In today's dynamic world, organizations of all shapes and sizes are now more than ever subject to change. Ever-growing competition, exponential technological growth, and the velocity of communication are all factors that influence organizations globally on a daily basis. Whatever service or product you provide, it has never been more important to focus on innovation to keep track of a changing business environment. By far the most crucial role at play here is cut out for your very own people, stressing the need to optimize your manpower. Especially in leading roles, you need to ensure that every individual performs at peak level. At Talent Data Labs (TDL), we believe that it requires you to distinguish between two very different roles: 'managers' and 'innovators'. It’s often assumed that today's leaders are supposed to take on both, but that completely ignores the fact that these roles require two different sets of skills and characteristics to fully benefit from their capabilities. The organization of the future needs to be able to create the ideal division of roles between two different titles, yet share the same interest in their own way: making their optimal contribution to organizational growth.
Different role, different skills
Let’s zoom in on the question of why these so-called innovators differ that much from 'traditional' managers, and why you shouldn’t even be aiming for hiring people that pretend to deliver the full package. Your core organizational processes are purposefully designed for operational excellence and predictability. They are like high-speed train tracks with a well-defined destination point. Our management skills allow us to improve its performance to excellence, but without ever changing its route or destination. These are roles filled by achievers - skilled managers that we call ‘Executors’. Now imagine that someone invents a new vehicle that can take shorter routes, at twice the speed, using one-tenth of the energy per kilometer. The skillset needed to build, implement, operate, and manage this new endeavour is entirely different. Traditional management processes built for train tracks will not work, which is where here the role of innovators comes to play. The organizations that excel at innovation are those that are able to create an environment where innovation can foster and grow while leveraging its existing assets without disrupting the core business. Their processes are designed so that innovators and executors work in tandem. Behavioural science tells us that people are naturally predisposed towards one or the other, in different degrees. By measuring these profiles within an organization we are able to create processes that leverage people’s natural abilities (and capabilities) towards a successful ambidextrous organization.
Manager or innovator?
Now that we’ve established how two separate roles require people with different skill sets, we need to find out how to pinpoint the right individuals to take on these positions based on their personalities. That raises two questions. Firstly, how do you structurally map out something as abstract as personality? One of the most commonly used methods to break down an individual’s set of characteristics is called the Big Five Factor, consisting of five different traits: openness to experience, conscientiousness, extraversion, agreeableness, and neuroticism (or emotional stability). With an assessment suite to measure these characteristics, it’s possible to generate extensive profiles of every individual by mapping out a structural overview of how their personality is made up. Once you’ve created this personality profile, a second question arises: how do I know who’s the right fit for a specific role?

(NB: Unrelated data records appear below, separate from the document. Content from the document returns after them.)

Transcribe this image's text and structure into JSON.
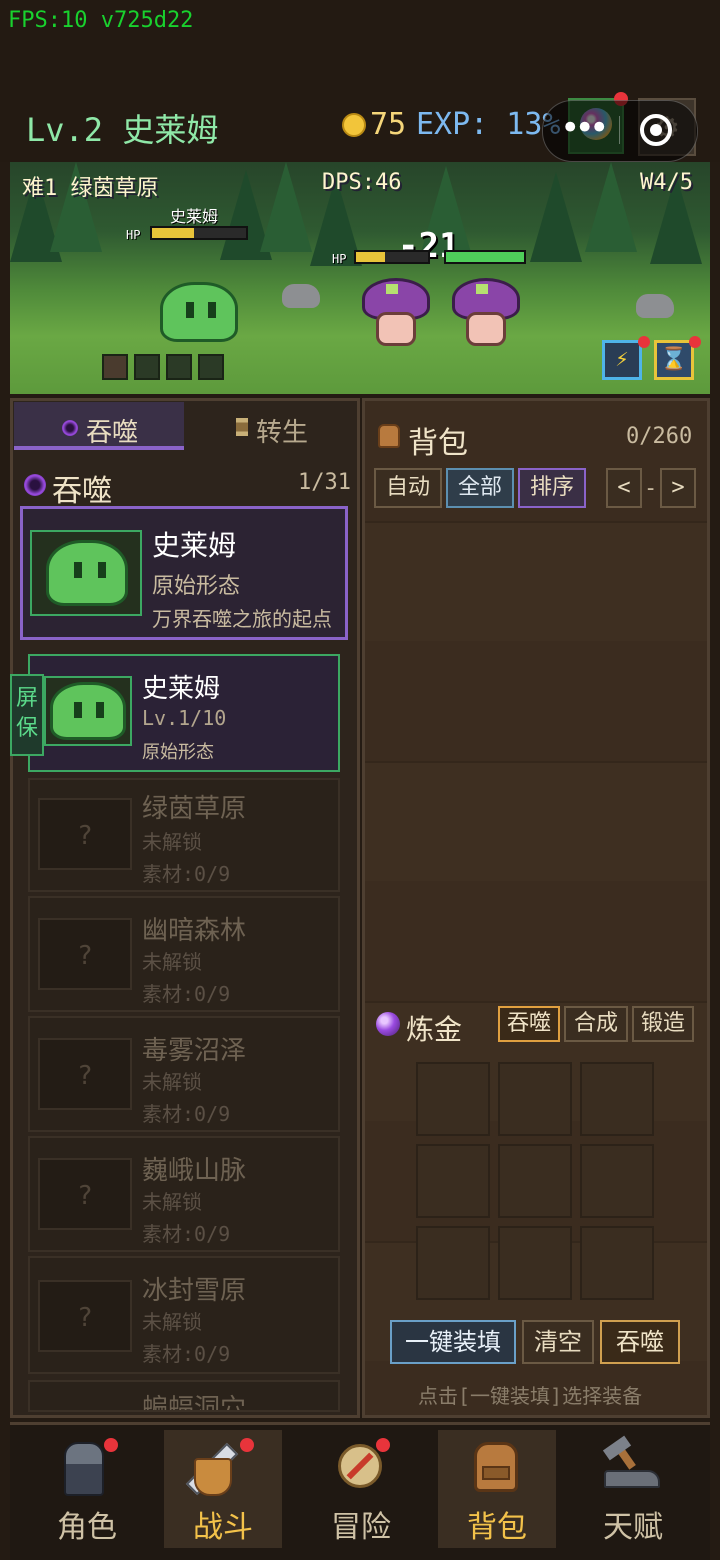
{
  "status": {
    "fps": "FPS:10 v725d22"
  },
  "header": {
    "level": "Lv.2 史莱姆",
    "gold": "75",
    "exp": "EXP: 13%",
    "gear_icon": "gear-icon",
    "capsule_more": "•••"
  },
  "battle": {
    "zone": "难1 绿茵草原",
    "dps": "DPS:46",
    "wave": "W4/5",
    "player_name": "史莱姆",
    "hp_label": "HP",
    "damage": "-21",
    "player_hp_pct": 45,
    "enemy1_hp_pct": 40,
    "enemy2_hp_pct": 100,
    "speed_icon": "⚡",
    "time_icon": "⌛"
  },
  "left": {
    "tabs": [
      {
        "label": "吞噬"
      },
      {
        "label": "转生"
      }
    ],
    "section_title": "吞噬",
    "count": "1/31",
    "featured": {
      "name": "史莱姆",
      "form": "原始形态",
      "desc": "万界吞噬之旅的起点"
    },
    "current": {
      "name": "史莱姆",
      "level": "Lv.1/10",
      "form": "原始形态"
    },
    "screensaver": [
      "屏",
      "保"
    ],
    "locked": [
      {
        "name": "绿茵草原",
        "status": "未解锁",
        "material": "素材:0/9"
      },
      {
        "name": "幽暗森林",
        "status": "未解锁",
        "material": "素材:0/9"
      },
      {
        "name": "毒雾沼泽",
        "status": "未解锁",
        "material": "素材:0/9"
      },
      {
        "name": "巍峨山脉",
        "status": "未解锁",
        "material": "素材:0/9"
      },
      {
        "name": "冰封雪原",
        "status": "未解锁",
        "material": "素材:0/9"
      },
      {
        "name": "蝙蝠洞穴"
      }
    ],
    "locked_mark": "?"
  },
  "bag": {
    "title": "背包",
    "capacity": "0/260",
    "filters": [
      "自动",
      "全部",
      "排序"
    ],
    "prev": "<",
    "page": "-",
    "next": ">"
  },
  "alchemy": {
    "title": "炼金",
    "tabs": [
      "吞噬",
      "合成",
      "锻造"
    ],
    "actions": [
      "一键装填",
      "清空",
      "吞噬"
    ],
    "hint": "点击[一键装填]选择装备"
  },
  "nav": [
    {
      "label": "角色",
      "icon": "knight-icon"
    },
    {
      "label": "战斗",
      "icon": "sword-shield-icon"
    },
    {
      "label": "冒险",
      "icon": "compass-icon"
    },
    {
      "label": "背包",
      "icon": "backpack-icon"
    },
    {
      "label": "天赋",
      "icon": "anvil-icon"
    }
  ],
  "colors": {
    "accent_purple": "#8a63c9",
    "accent_green": "#3ca862",
    "alert_red": "#e8343b"
  }
}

When we further taxonomize the Big Five into sub-characteristics, you will discover how specific traits make it possible to predict who is most likely to succeed.
With the right data, you too can change, and optimize your entire recruitment process to find the right fit for your organization. Rafael Lopes from Trimaran Ventures, a London-based consultancy firm, explains how TDL has helped him in his recruitment process to predict future performance for innovator roles. ‘TDL has helped me to determine when an individual is more prone to innovation, among many things. If you’re able to see who scores high on specific traits such as creativity, openness to change, and resilience, it also allows you to predict who is a more suitable candidate for an innovation role, compared to others. At the same time, it allows you to pinpoint candidates that score high on traits more linked to executive roles, such as structure and discipline, which are both linked to conscientiousness. I won't say one person wouldn’t be capable, but I do believe the other might just be more pre-naturally predisposed to fit an innovation role - and be more energized within that role leading to better results. The process offered by TDL has helped me scout the right people for their clients, in a very user-friendly way. All it takes is analyzing the right colour schemes linked to specific traits, and it helps us to predict the right fit for the right role very easily.’ Once you accept that there are many differences between two entirely different roles, all you need is to understand how they differ in terms of skills and characteristics. That raises one final question. Do you just accept the status quo of executors and innovators being different, or are you willing to make an actual difference yourself?